Summary: Sometimes you have to make the choice to follow God when others around you are failing.
Prince Caspian: Following, even if no one else will go
(Show Prince Caspian Clip, Lucy sees Aslan, or Lucy meets Aslan)
The KJV says, "be offended" instead of "fall away". The translation is trying to capture the spiritual implications of what it means to be ensnared by Satan. Jesus is about to be attacked physically and spiritually and the apostles will be caught in the trap.
Mark talks about it generally. He is focused on the truth that, not just Peter, but all Jesus’ followers will, in some way, be ensnared because of their connection to Him.
This was naturally a great source of discomfort for Peter and the others. They all aware denied that they would fall away because loyalty is so highly prized. Barclay says, "It is when a man is up against it that a man needs his friends the most, and that was exactly when Jesus’ friends left Him all alone and let Him down" (Barclay, Mark, 358).
The Apostles are an odd group. Today we question their intelligence because they seemed so dim when it came to their understanding of the things Jesus told them. Tomorrow we measure our own spiritual height beneath theirs, acknowledging that Jesus taught them personally and they are the first building stones of the Church.
In light of the truth that they are actually quite great men, we uncomfortably must ask, "If they fell away, and they walked with Jesus and knew him face-to-face, when will I fall away?"
Perhaps you already have.
• Perhaps you found yourself in a moral quandary and gave into what was easiest at the time
• Perhaps you found yourself in a group of unbelievers and, in your insecurity, walked with them instead of staying with Jesus
• Perhaps you found yourself in an emotionally dark place and wandered in the dark, without the personal strength to find your way back
That is the trap. Jesus does not offer us immediate security. He offers us ultimate safety. It takes an intentional effort to look beyond the bridge swaying beneath our feet to the anchors, cables and knots holding it in place at the ends. Our footing may shift, but our ground is solid.
You might remember that later, when Lucy was showing the others where she had seen Aslan, she stood right on a pit covered over by brush that gave way under her weight, as if she were being caught.
Only it was not a pit, it was a path. When she fell, it was into the best place she could find herself. If she had the courage to do this the first time around, they would have avoided a long diversion and delay. When she reached the bottom of the trap, it was a beautiful, safe passage that led them right where they needed to be.
We may not see it clearly, but we are ultimately safe. Following Jesus may not always seem like the wisest thing to do, but the trap is the best place to be.
Think of yourself as a precious, endangered species. There are few of you left, but you are ill, and the conservation community is bending enormous effort and resources to save you. In order to do that, they must give you medical treatment, a single pill, and to do that they need to catch you.
They design a box that shows you what you most want to find, but the moment you reach for it, the box falls down and you are captured.

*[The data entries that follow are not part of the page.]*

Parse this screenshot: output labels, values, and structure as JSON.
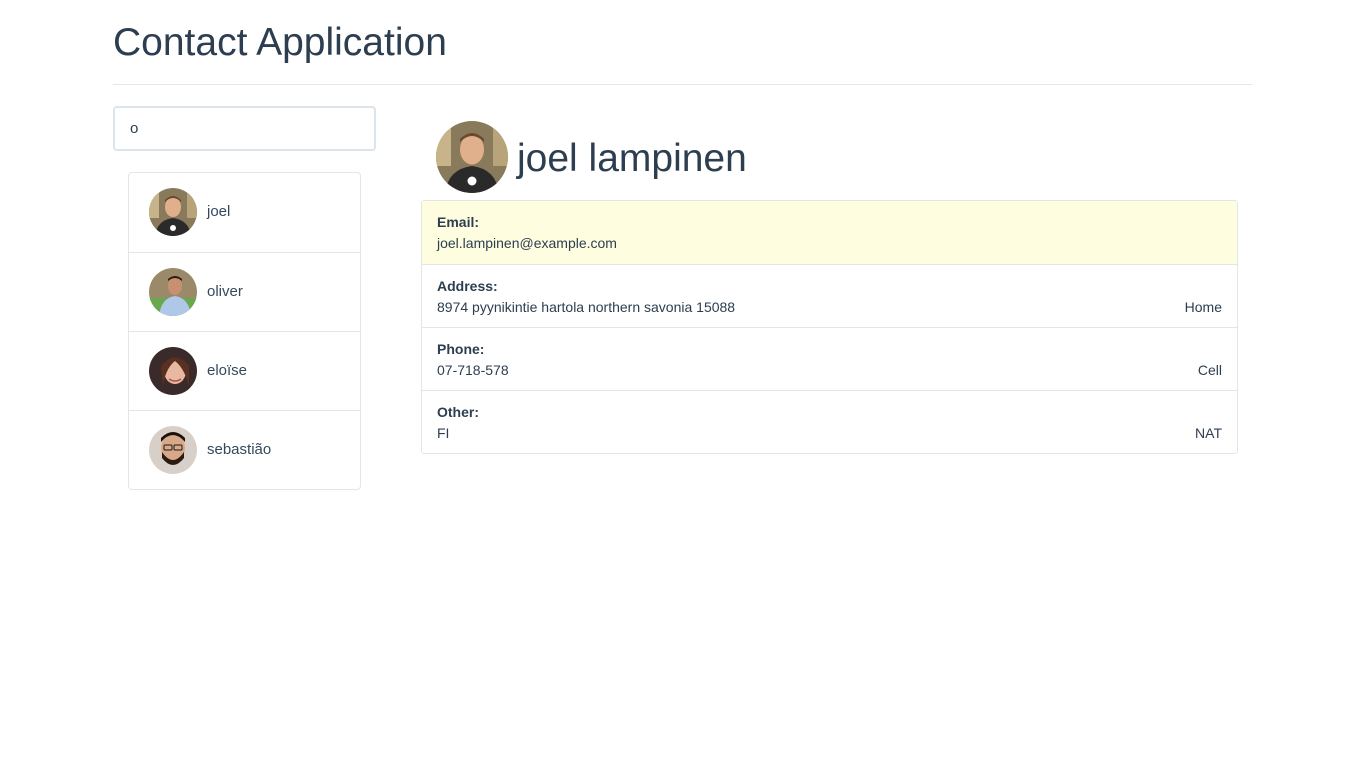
{
  "header": {
    "title": "Contact Application"
  },
  "search": {
    "value": "o",
    "placeholder": ""
  },
  "contacts": [
    {
      "name": "joel",
      "avatar": "avatar-joel"
    },
    {
      "name": "oliver",
      "avatar": "avatar-oliver"
    },
    {
      "name": "eloïse",
      "avatar": "avatar-eloise"
    },
    {
      "name": "sebastião",
      "avatar": "avatar-sebastiao"
    }
  ],
  "detail": {
    "full_name": "joel lampinen",
    "fields": [
      {
        "label": "Email:",
        "value": "joel.lampinen@example.com",
        "tag": ""
      },
      {
        "label": "Address:",
        "value": "8974 pyynikintie hartola northern savonia 15088",
        "tag": "Home"
      },
      {
        "label": "Phone:",
        "value": "07-718-578",
        "tag": "Cell"
      },
      {
        "label": "Other:",
        "value": "FI",
        "tag": "NAT"
      }
    ]
  },
  "colors": {
    "text": "#2c3e50",
    "highlight_row": "#fefde0",
    "border": "#e3e6e8",
    "input_border": "#dce4ec"
  }
}
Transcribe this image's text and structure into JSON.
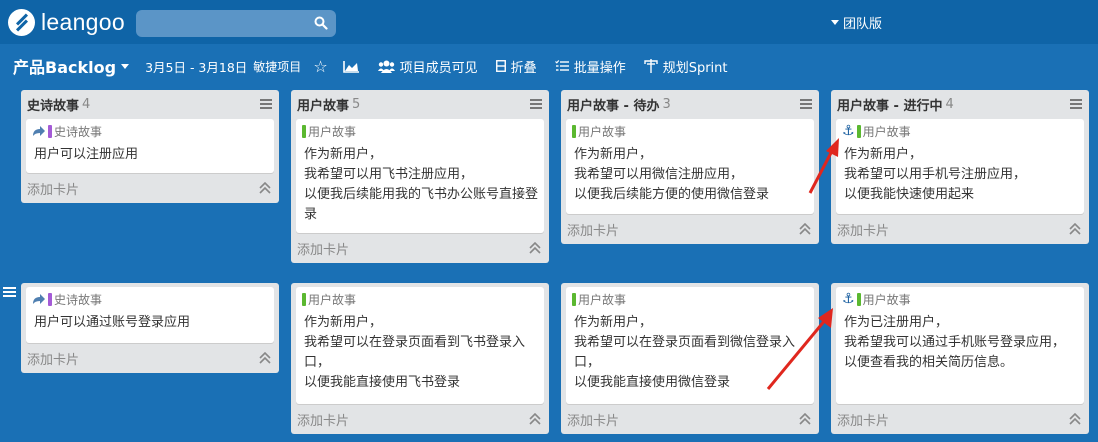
{
  "app": {
    "logo_text": "leangoo",
    "team_label": "团队版"
  },
  "search": {
    "placeholder": ""
  },
  "board": {
    "title": "产品Backlog",
    "dates": "3月5日 - 3月18日",
    "project_type": "敏捷项目",
    "tools": {
      "members_visible": "项目成员可见",
      "fold": "折叠",
      "batch": "批量操作",
      "plan_sprint": "规划Sprint"
    }
  },
  "colors": {
    "epic": "#a45bd6",
    "story": "#5bb830",
    "arrow": "#e0271e",
    "anchor": "#1a5fa0"
  },
  "add_card_label": "添加卡片",
  "lists": [
    {
      "title": "史诗故事",
      "count": "4"
    },
    {
      "title": "用户故事",
      "count": "5"
    },
    {
      "title": "用户故事 - 待办",
      "count": "3"
    },
    {
      "title": "用户故事 - 进行中",
      "count": "4"
    }
  ],
  "cards": {
    "r1c1": {
      "tag": "史诗故事",
      "text": "用户可以注册应用"
    },
    "r1c2": {
      "tag": "用户故事",
      "text": "作为新用户，\n我希望可以用飞书注册应用，\n以便我后续能用我的飞书办公账号直接登录"
    },
    "r1c3": {
      "tag": "用户故事",
      "text": "作为新用户，\n我希望可以用微信注册应用，\n以便我后续能方便的使用微信登录"
    },
    "r1c4": {
      "tag": "用户故事",
      "text": "作为新用户，\n我希望可以用手机号注册应用，\n以便我能快速使用起来"
    },
    "r2c1": {
      "tag": "史诗故事",
      "text": "用户可以通过账号登录应用"
    },
    "r2c2": {
      "tag": "用户故事",
      "text": "作为新用户，\n我希望可以在登录页面看到飞书登录入口，\n以便我能直接使用飞书登录"
    },
    "r2c3": {
      "tag": "用户故事",
      "text": "作为新用户，\n我希望可以在登录页面看到微信登录入口，\n以便我能直接使用微信登录"
    },
    "r2c4": {
      "tag": "用户故事",
      "text": "作为已注册用户，\n我希望我可以通过手机账号登录应用，\n以便查看我的相关简历信息。"
    }
  }
}
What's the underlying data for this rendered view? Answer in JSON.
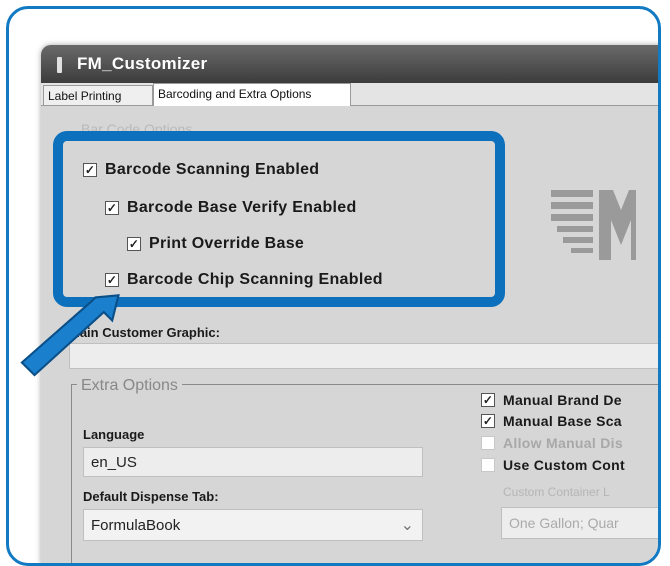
{
  "window": {
    "title": "FM_Customizer"
  },
  "tabs": [
    {
      "label": "Label Printing",
      "active": false
    },
    {
      "label": "Barcoding and Extra Options",
      "active": true
    }
  ],
  "barcode_options": {
    "group_title": "Bar Code Options",
    "items": [
      {
        "label": "Barcode Scanning Enabled",
        "checked": true
      },
      {
        "label": "Barcode Base Verify Enabled",
        "checked": true
      },
      {
        "label": "Print Override Base",
        "checked": true
      },
      {
        "label": "Barcode Chip Scanning Enabled",
        "checked": true
      }
    ]
  },
  "customer_graphic": {
    "label": "Main Customer Graphic:",
    "value": ""
  },
  "extra_options": {
    "legend": "Extra Options",
    "language_label": "Language",
    "language_value": "en_US",
    "dispense_tab_label": "Default Dispense Tab:",
    "dispense_tab_value": "FormulaBook",
    "right_checks": [
      {
        "label": "Manual Brand De",
        "checked": true,
        "enabled": true
      },
      {
        "label": "Manual Base Sca",
        "checked": true,
        "enabled": true
      },
      {
        "label": "Allow Manual Dis",
        "checked": false,
        "enabled": false
      },
      {
        "label": "Use Custom Cont",
        "checked": false,
        "enabled": true
      }
    ],
    "custom_container_label": "Custom Container L",
    "custom_container_value": "One Gallon; Quar"
  },
  "colors": {
    "highlight": "#0d70bd",
    "arrow": "#1a7fcd",
    "titlebar": "#4a4a4a"
  }
}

You may be frantic, frightened, and caught off guard by the unexpected. But in reality, when you have received your pill, your survival expectations will double, maybe triple. You will be able to find your herd and continue your life, but with more vitality. You and others like you are safer and healthier because you were caught.
• You are precious: Jesus died to pay the price for you
• You are endangered: Satan walks about like a roaring lion hunting you to devour you
• You are ill: the sickness of sin eats away at your spirit like a cancer
Go into the trap with your eyes open. Jesus has told you that your faith is a trap and He is the bait. Following is not humanly safe. If you ignore this basic truth, you will fall away. Your dismay at being captured will frighten you and cause you to panic. The one thing that can give you the courage to stand when others tremble is the knowledge that you are walking into a trap and that the inside of the trap is the best place to be.
Lewis, the author of Prince Caspian understood this dynamic. He did not rejoice to find Jesus. He had been running from Him for his entire life. After a long search into what Christianity was and whether it could be trusted as truth, he said of himself: